I recently finished reading “Team of Rivals: The Political Genius of Abraham Lincoln” the remarkable biography of Abraham Lincoln (as well as Seward, Chase, and Bates his three rivals for the Republican party nomination in 1860) by Doris Kearns Goodwin and was deeply touched by the portrayal of Lincoln. If you haven’t read it, I highly recommend it to any that have not read it (though it seems that everyone from President Obama down has already done so).
Though I took a fantastic course at Brandeis on the American Civil War taught by Pulitzer Prize winner David Hackett Fisher, I hadn’t come away especially impressed by Lincoln’s character or leadership. Indeed, so much of what Lincoln did as President seemed to me as ineffective and weak (for instance unwilling to fire General McLellan even as he refused direct orders). In Professor Fisher’s class on the American Revolution, I came away absolutely impressed by George Washington’s truly inspired leadership, and so my lack of passion for Lincoln surprised me. That is no longer the case.
Lincoln’s magnanimity and charitable character came through so clearly in every page of Goodwin’s book. What especially struck me was his willingness to forgive wrongs and to act without incredible kindness to those that had slighted him.
Lincoln in every act seemed to embody the famous crescendo of his second inaugural address “With malice toward none, with charity for all, with firmness in the right as God gives us to see the right, let us strive on to finish the work we are in . . .”
One of the examples that stood out to me was a Lincoln’s willingness to forgive an absolutely humiliating slight by Edward Stanton who was at the time a slick veteran east coast lawyer. Lincoln had been hired in 1855 as local counsel for one of the largest patent trials of the 19th century (regarding the McCormick Reaper). When the trial was moved to Ohio, Lincoln was not informed about the change or relieved of duties with the lawyers deciding that “the mere sight of him might jeopardize the case.” Not being informed of the opposition, Lincoln continued his research and showed up in Ohio for the trial. Stanton upon seeing Lincoln asked: “Where did the long-armed baboon come from?,” and proceeded to describe Lincoln as “A long, lank creature from Illinois, wearing a dirty linen duster for a coat and the back of which perspiration had splotched wide stains that resembled a map of the continent.” Lincoln was then ignored and required to sit in the spectator’s section of the court room.
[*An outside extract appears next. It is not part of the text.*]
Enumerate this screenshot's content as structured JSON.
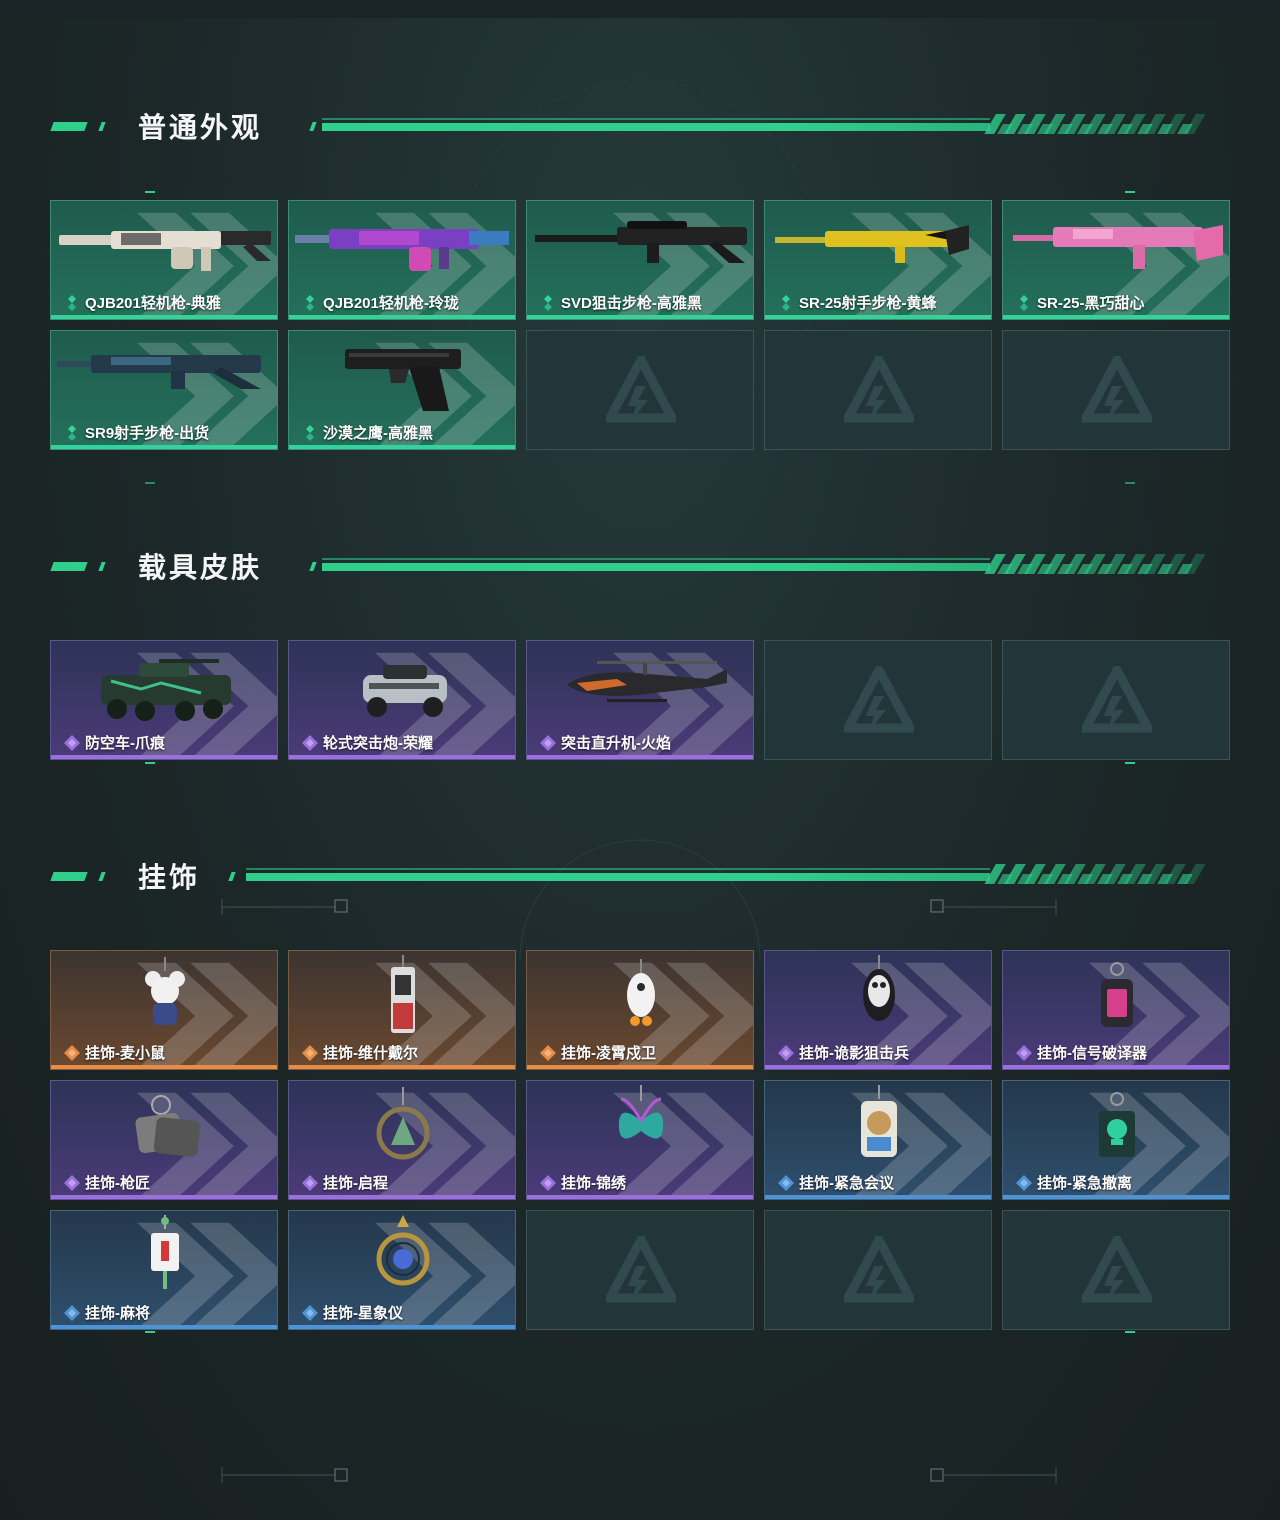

He was also not invited to any of the parties or other social events. He left dispirited and frustrated. One of the Ohio lawyers explained that Lincoln was “pushed aside, humiliated and mortified.
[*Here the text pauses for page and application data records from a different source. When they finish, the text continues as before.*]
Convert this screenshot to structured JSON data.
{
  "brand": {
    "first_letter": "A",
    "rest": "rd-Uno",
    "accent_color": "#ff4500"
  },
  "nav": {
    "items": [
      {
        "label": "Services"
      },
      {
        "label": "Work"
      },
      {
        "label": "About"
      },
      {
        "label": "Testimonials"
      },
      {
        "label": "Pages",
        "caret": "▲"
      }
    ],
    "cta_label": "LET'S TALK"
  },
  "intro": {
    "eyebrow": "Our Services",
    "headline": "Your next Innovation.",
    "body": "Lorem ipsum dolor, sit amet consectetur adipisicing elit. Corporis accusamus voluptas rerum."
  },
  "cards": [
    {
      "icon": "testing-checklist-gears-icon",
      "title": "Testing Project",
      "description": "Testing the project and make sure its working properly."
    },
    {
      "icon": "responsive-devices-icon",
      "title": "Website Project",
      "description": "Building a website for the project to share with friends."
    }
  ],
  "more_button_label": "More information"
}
Nevertheless, despite his snubbing and the insults of Stanton, Lincoln was greatly impressed with Stanton’s court room performance. He took the opportunity to recommit himself to more deeply study the law and work on his rhetorical skills. His rhetorical skills served him well in his subsequent elections and helped vault him to the presidency. Even more incredibly, several years later when his first Secretary of War showed himself unequal to the task, Lincoln appointed Edward Stanton, the very same man who had insulted and rejected him to be his new Secretary of War. Despite his rough edges, Stanton was an absolutely inspired choice for the job and his appointment was instrumental in the ultimate Union victory.
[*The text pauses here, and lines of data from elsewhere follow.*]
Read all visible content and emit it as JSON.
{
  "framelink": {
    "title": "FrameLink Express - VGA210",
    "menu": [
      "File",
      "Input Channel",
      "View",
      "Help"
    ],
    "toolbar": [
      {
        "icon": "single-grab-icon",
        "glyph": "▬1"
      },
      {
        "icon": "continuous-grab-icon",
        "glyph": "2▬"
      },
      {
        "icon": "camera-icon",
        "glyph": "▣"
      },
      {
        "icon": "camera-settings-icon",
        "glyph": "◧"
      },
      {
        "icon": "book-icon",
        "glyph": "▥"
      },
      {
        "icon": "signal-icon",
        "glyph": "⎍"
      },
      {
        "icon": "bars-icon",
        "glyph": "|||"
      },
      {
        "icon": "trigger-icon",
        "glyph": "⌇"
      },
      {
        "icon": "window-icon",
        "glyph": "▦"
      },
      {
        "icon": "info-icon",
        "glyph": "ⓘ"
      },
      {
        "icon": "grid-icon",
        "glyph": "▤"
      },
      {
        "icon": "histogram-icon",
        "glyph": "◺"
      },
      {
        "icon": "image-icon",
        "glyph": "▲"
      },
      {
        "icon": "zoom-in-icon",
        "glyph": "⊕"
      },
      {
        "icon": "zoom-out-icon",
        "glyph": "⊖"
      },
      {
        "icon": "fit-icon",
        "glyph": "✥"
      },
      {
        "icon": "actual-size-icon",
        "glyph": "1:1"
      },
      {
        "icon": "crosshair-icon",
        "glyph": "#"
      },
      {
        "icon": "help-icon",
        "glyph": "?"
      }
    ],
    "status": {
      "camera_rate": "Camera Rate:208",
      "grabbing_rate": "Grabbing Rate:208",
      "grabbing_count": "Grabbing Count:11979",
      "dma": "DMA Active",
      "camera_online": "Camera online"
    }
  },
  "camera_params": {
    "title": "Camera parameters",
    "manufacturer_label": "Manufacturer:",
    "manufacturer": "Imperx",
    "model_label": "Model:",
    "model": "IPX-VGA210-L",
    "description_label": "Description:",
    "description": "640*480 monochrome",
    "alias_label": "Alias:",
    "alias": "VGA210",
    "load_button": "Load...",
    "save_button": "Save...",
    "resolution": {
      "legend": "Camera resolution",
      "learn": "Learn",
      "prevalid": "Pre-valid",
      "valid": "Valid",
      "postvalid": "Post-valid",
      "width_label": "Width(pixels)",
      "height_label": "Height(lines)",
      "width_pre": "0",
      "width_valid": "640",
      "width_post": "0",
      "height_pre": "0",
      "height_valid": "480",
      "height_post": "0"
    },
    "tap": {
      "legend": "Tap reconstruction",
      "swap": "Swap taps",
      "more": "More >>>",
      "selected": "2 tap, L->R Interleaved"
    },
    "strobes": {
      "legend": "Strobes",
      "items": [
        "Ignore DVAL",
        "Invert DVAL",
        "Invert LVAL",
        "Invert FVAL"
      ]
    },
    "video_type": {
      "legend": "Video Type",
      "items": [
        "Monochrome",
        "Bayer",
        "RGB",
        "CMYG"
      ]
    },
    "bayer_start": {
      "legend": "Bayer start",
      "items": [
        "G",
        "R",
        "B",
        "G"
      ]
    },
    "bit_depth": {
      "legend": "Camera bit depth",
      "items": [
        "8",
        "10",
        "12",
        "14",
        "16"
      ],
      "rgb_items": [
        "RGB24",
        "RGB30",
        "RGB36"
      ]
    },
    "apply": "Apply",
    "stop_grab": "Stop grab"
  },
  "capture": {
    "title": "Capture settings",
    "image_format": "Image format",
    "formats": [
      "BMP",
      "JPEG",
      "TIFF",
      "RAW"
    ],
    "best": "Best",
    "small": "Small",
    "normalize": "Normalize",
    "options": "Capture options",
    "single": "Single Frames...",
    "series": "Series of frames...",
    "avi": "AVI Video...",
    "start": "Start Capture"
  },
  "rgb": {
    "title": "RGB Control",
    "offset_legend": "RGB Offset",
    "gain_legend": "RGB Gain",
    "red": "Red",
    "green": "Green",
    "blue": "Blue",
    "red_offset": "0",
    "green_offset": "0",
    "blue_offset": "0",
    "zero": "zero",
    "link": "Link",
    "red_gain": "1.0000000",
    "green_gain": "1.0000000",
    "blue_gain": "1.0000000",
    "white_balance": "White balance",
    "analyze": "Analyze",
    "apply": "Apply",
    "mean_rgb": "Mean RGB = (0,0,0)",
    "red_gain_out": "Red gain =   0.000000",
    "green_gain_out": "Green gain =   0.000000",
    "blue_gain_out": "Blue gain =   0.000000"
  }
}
It is hard to imagine a lesser individual than Lincoln not only forgiving such a personal slight, but appointing the individual to one of the most important posts in his administration. Stanton was not the only individual who had previously insulted, underestimated or attacked Lincoln who eventually found a place in his Cabinet. Lincoln truly had the remarkable character to look past insults and to see the potential for individuals. Lincoln earned respect of even those who had insulted him because of rather than in spite of his willingness to forgive. (Indeed, at Lincoln’s death it is Stanton who remarked that “now he belongs to the ages.”)
I have seen individuals offended at the slightest sharp remark who leave jobs, political parties or even churches because of alleged slights. Abraham Lincoln offers wonderful example of Christ-like long suffering and forgiveness.
I am reminded of the wise council given by Elder David A. Bednar, a member of the Quorum of the Twelve Apostles of my church, regarding taking offense: “When we believe or say we have been offended, we usually mean we feel insulted, mistreated, snubbed, or disrespected. And certainly clumsy, embarrassing, unprincipled, and mean-spirited things do occur in our interactions with other people that would allow us to take offense. However, it ultimately is impossible for another person to offend you or to offend me. Indeed, believing that another person offended us is fundamentally false. To be offended is a choice we make; it is not a condition inflicted or imposed upon us by someone or something else.”
I am also reminded of these deeply profound words of revelation: “ I, the Lord, will forgive whom I will forgive, but of you it is required to forgive all men.”
Our life will be much more harmonious and successful if we choose to forgive and forget. If we allow wounds to fester, we will destroy our own potential for success and our own personal and spiritual growth. May we follow Lincoln’s example and be always willing to forgive those that offend us.